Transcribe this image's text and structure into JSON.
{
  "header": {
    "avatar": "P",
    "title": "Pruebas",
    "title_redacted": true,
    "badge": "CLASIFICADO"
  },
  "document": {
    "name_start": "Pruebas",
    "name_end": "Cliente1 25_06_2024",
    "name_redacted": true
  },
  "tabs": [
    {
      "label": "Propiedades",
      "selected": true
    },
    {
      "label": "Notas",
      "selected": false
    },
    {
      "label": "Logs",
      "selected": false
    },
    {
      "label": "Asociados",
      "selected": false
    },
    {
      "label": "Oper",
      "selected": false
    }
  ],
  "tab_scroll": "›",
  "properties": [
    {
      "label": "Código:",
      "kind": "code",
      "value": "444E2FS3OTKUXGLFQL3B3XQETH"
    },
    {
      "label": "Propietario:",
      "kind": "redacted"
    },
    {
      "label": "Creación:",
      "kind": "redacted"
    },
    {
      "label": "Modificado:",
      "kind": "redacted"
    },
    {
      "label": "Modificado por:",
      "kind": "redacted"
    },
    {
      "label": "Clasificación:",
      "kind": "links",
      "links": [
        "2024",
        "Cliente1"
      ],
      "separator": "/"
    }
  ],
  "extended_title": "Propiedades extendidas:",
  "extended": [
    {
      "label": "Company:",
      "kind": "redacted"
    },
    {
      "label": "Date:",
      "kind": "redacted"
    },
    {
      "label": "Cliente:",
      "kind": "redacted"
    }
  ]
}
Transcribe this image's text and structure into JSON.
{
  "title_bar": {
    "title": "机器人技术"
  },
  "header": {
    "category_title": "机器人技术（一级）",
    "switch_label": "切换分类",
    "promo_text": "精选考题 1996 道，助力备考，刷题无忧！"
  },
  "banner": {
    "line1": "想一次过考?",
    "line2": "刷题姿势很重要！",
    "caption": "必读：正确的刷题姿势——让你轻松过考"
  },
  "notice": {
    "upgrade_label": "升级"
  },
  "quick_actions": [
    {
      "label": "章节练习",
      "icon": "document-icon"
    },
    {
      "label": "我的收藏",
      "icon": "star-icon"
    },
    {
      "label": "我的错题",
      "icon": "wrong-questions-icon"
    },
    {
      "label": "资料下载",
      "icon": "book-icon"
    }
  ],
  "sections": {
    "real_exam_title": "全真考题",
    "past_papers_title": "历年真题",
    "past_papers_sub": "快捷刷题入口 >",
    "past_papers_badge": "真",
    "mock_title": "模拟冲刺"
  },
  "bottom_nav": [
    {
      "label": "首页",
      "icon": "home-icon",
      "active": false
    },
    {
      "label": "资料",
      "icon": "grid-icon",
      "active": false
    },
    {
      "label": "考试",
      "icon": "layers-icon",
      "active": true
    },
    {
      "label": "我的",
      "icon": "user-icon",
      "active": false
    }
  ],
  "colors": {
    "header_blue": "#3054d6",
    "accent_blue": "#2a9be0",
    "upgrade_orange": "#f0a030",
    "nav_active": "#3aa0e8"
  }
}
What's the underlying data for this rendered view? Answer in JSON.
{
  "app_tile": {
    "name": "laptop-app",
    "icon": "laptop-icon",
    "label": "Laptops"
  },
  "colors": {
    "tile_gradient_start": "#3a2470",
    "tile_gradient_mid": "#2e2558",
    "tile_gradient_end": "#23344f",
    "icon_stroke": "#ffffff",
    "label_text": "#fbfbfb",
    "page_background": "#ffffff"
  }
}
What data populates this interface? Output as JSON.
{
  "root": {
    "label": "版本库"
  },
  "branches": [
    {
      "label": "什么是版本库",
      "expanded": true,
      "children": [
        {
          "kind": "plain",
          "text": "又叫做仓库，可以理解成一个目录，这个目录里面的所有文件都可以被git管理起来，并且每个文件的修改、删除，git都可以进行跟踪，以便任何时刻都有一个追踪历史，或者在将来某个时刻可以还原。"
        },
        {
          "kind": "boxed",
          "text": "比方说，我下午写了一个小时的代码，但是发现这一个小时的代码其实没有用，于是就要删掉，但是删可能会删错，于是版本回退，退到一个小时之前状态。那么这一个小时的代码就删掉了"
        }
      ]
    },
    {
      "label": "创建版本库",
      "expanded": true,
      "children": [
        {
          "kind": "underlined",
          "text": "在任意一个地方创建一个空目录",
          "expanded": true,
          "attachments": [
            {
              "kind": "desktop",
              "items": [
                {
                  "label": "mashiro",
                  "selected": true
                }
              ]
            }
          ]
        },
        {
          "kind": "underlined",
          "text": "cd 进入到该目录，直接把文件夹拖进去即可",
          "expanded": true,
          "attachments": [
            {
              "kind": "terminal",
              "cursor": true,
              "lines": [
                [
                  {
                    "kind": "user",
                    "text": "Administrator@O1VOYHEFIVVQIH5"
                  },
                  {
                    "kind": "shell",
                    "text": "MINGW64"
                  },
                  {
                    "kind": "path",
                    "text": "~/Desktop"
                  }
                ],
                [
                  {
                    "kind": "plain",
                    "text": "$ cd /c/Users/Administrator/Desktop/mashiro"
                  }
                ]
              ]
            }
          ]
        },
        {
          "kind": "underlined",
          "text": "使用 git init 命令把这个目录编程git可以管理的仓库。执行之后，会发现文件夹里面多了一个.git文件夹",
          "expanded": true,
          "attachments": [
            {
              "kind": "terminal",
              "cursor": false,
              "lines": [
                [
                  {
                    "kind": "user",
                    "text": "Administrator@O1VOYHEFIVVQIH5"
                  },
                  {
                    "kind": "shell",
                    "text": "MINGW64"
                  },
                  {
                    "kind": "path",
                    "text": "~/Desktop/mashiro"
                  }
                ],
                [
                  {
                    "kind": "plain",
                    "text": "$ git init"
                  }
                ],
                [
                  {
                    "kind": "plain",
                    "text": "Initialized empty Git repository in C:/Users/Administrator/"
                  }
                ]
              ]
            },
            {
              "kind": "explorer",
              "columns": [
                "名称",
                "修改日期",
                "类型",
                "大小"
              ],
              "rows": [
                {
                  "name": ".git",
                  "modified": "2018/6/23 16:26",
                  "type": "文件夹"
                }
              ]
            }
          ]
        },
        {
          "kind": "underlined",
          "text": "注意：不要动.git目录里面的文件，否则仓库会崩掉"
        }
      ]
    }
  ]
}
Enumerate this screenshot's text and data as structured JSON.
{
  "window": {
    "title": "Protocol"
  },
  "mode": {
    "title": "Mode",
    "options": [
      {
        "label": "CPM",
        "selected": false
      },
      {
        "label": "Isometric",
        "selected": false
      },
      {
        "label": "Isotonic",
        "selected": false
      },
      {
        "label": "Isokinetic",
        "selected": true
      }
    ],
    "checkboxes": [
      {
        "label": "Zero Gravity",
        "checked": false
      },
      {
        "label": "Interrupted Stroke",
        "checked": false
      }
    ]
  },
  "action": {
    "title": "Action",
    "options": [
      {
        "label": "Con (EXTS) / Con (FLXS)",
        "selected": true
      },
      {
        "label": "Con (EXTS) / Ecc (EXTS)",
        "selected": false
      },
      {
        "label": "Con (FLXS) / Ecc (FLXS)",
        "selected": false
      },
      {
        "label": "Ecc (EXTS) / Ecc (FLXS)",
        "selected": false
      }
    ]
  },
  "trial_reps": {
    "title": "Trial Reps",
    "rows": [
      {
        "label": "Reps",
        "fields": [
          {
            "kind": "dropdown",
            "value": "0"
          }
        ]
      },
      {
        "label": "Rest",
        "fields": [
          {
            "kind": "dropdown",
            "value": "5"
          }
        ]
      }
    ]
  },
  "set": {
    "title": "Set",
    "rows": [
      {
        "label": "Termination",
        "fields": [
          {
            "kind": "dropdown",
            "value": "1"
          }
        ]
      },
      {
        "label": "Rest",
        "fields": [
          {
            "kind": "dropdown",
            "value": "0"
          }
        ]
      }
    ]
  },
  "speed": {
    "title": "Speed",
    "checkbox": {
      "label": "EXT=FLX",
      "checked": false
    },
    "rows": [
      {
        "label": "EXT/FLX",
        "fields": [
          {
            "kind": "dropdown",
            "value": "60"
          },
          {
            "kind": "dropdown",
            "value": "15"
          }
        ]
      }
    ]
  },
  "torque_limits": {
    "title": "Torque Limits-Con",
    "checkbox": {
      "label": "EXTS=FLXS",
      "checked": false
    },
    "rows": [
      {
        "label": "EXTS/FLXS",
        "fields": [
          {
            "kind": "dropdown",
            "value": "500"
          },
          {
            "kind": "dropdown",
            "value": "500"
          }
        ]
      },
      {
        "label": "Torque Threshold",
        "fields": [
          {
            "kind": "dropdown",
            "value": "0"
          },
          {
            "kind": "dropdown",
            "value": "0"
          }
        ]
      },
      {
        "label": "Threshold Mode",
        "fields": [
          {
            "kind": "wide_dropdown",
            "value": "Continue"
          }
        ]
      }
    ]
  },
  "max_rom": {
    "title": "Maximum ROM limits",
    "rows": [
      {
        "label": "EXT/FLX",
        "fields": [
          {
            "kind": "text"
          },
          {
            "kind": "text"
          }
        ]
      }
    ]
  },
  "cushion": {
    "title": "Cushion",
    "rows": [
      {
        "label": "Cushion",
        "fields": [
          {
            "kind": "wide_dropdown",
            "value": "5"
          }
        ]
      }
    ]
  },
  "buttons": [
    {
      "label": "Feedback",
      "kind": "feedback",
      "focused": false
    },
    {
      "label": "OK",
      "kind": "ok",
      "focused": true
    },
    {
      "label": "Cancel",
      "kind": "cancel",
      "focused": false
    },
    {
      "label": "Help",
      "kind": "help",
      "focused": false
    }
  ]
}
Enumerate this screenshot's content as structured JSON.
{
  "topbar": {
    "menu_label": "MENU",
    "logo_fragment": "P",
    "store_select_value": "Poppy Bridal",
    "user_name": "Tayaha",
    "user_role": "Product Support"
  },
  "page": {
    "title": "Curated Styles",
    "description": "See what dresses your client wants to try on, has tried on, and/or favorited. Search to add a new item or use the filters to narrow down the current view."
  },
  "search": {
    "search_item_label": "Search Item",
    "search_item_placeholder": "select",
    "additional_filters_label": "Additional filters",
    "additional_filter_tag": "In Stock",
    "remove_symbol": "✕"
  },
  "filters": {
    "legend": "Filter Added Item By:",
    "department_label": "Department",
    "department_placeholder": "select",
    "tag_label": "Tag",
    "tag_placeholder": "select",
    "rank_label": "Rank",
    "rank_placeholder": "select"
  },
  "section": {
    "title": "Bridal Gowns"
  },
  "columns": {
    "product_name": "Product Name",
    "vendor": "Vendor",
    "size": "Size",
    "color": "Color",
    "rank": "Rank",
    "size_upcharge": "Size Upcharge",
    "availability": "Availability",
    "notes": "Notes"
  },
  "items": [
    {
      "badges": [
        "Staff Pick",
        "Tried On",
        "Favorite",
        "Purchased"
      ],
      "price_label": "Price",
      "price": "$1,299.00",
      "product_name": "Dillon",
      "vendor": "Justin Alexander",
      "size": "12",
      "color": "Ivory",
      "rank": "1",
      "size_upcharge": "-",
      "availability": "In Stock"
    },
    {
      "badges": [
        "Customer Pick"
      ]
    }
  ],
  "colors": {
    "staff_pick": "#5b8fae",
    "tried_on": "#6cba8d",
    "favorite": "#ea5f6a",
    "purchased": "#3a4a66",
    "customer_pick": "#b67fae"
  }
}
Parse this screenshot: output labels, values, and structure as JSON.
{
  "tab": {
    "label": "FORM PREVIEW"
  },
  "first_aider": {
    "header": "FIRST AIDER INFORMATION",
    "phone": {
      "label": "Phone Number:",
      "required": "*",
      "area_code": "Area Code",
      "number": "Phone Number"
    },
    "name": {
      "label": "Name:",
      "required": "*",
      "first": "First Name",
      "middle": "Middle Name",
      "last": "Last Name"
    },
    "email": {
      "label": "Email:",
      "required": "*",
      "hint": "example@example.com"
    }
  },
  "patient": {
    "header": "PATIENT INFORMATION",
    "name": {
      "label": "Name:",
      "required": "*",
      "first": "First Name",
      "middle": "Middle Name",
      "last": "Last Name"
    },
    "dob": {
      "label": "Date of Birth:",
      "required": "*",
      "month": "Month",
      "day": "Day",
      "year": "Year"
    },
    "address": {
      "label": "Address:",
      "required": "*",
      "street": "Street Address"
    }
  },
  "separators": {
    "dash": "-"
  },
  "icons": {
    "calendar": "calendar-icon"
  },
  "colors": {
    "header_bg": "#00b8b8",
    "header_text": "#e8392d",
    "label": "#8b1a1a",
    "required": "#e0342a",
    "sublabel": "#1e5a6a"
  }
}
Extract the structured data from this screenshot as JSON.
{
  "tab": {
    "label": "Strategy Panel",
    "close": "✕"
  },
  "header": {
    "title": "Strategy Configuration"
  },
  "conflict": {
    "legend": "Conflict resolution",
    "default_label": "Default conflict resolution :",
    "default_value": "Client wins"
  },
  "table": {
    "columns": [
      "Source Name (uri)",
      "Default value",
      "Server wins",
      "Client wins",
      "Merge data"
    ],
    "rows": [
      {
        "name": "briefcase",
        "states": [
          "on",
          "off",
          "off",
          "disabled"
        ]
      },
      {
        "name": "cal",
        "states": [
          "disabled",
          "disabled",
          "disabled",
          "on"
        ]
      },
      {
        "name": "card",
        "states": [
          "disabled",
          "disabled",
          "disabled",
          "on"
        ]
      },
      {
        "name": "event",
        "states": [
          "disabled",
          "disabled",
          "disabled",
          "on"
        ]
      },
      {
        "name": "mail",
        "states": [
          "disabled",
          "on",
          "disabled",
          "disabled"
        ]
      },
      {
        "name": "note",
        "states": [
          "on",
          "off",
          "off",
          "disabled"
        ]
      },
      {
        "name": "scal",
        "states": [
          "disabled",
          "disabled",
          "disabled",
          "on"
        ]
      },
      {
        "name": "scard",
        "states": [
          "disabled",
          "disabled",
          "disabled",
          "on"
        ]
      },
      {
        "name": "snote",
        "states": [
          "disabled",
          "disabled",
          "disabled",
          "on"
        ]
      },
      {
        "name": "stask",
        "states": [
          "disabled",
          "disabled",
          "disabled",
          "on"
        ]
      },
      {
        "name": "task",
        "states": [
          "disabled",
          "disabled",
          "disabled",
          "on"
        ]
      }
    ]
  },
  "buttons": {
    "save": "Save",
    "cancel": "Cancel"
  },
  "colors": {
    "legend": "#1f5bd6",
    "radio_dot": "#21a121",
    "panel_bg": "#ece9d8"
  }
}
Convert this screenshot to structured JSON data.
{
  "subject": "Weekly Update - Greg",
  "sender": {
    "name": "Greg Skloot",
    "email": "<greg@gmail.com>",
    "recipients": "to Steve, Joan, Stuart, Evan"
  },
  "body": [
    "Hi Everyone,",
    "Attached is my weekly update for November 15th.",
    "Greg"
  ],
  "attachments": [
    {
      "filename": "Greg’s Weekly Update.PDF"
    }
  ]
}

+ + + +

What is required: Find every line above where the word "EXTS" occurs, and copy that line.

Reply to the task:
        "label": "Con (EXTS) / Con (FLXS)",
        "label": "Con (EXTS) / Ecc (EXTS)",
        "label": "Ecc (EXTS) / Ecc (FLXS)",
      "label": "EXTS=FLXS",
        "label": "EXTS/FLXS",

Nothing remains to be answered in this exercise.